It’s like Jenny’s (played by Carey Mulligan) speech from the 2009 film “An Education

“It’s not enough to educate us, Ms. Walters, you’ve got to tell us why you’re doing it.”

Jenny has a point. I can’t just tell you that you have to read the news every day- I have to tell you why and entertain you while doing it (because it doesn’t have to be boring, either.

Here’s why:

1. So you can have awesome things to talk about when you’re out with your friends. Isn’t it annoying when there’s a lull in the conversation with your friends? Why not talk about the current debate over women in the workplace? Plus, it’s never fun when your friends know more about what’s going on in the world than you do. Get on the same page.

2. So you can get a job in the future. People who get the best jobs know what’s going on in the world—the news can serve as information as well as inspiration. Going pre-med?
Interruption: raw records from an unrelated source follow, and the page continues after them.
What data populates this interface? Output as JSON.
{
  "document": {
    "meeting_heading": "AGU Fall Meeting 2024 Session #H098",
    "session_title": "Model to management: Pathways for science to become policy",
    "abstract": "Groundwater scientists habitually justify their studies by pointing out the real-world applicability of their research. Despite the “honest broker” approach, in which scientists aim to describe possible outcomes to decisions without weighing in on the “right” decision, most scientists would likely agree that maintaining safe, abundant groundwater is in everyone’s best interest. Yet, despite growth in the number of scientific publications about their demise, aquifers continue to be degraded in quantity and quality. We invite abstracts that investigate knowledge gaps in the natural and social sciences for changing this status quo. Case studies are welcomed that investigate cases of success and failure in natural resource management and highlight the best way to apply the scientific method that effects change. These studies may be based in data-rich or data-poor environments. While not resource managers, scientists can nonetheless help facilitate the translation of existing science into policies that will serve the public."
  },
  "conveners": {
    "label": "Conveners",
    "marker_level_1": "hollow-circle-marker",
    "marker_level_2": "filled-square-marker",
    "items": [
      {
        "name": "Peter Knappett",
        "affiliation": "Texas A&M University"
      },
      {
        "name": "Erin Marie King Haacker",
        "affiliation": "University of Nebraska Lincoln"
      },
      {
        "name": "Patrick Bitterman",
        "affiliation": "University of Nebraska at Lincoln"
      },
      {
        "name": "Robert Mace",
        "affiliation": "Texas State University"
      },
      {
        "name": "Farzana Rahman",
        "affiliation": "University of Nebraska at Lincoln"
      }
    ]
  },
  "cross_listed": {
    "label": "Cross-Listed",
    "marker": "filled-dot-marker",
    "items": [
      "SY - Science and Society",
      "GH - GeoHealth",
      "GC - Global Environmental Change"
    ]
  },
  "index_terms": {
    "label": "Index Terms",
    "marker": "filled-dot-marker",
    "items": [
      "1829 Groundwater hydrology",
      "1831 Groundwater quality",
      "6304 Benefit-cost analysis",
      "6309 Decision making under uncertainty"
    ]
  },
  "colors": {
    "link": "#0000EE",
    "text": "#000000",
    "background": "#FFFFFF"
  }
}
Stay on top of all the latest health and science news, it’ll make you a better doctor. Same with every other profession out there.

3. So you can stay sharp. The more you read, the smarter you stay. You learn new words, new ideas, new concepts and movements. All news is useful news because all reading is valuable.

4. So you can form your own opinions in national and international debates. If you haven’t turned 18 yet, you’ll be turning 18 very soon—that means you’ll probably be a voter. Not only that, but you’re a citizen of the world. People who change the world have pored over the news, forming their own opinions on the biggest issues, like hunger, poverty, and war.

5. So you know what’s happening around you, outside the “collegiate bubble.” It’s pretty easy to get caught up in the “collegiate bubble-” meaning, you stop paying attention to everything outside your college town. College students get caught up in their own stuff and forget that our country is at war or that everyone in D.C. is debating the second amendment. It’s time to burst the bubble.

BONUS: News You Can Use

So, you’re probably not familiar with “news you can use.” Enter Kicker. Kicker is a new site that I write for, founded by an alum of The New York Times, with a staff of all ages. Every day, we post a new “must-read” story that explains the day’s news and “Today in 10,” a great way to catch up on the person, image, and more of the day.  Come check us out if you want to hear about how Congress resembles the movie Mean Girls or what’s up with the year’s flu epidemic or whatever else is happening. We’ve got the low-down.

This guest post was presented to you in partnership with